> [YOUR TASK] From the records below, return every line containing the word "true".

----------------------------------------

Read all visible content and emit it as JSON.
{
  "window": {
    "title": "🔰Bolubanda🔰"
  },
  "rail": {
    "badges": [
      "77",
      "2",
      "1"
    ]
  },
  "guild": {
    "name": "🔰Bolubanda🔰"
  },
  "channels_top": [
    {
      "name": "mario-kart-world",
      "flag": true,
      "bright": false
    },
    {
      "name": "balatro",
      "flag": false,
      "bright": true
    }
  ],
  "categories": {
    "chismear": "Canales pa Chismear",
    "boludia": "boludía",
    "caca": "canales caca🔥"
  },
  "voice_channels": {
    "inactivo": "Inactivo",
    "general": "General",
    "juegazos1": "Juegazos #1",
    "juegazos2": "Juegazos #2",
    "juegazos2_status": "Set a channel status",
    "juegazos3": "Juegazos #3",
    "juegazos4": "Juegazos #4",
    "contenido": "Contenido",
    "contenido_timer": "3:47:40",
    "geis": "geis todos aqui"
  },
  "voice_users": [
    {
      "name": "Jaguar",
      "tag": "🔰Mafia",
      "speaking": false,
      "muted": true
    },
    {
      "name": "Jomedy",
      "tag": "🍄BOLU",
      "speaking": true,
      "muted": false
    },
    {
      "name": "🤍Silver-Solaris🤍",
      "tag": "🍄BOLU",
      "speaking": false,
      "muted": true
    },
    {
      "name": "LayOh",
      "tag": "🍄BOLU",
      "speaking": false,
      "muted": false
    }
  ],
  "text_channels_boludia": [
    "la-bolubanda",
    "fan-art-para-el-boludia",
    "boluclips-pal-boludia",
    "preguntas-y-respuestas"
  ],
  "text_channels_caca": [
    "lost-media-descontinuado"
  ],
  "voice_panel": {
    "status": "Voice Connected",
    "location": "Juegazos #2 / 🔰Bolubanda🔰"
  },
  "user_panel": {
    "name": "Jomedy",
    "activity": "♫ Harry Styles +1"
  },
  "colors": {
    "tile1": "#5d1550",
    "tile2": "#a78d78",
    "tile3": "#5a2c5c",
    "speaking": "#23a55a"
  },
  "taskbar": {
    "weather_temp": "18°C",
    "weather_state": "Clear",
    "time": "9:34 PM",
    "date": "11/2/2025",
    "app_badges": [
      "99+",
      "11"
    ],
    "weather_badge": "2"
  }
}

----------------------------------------

> [SOLVED PROBLEM]
      "flag": true,
      "bright": true
      "muted": true
      "speaking": true,
      "muted": true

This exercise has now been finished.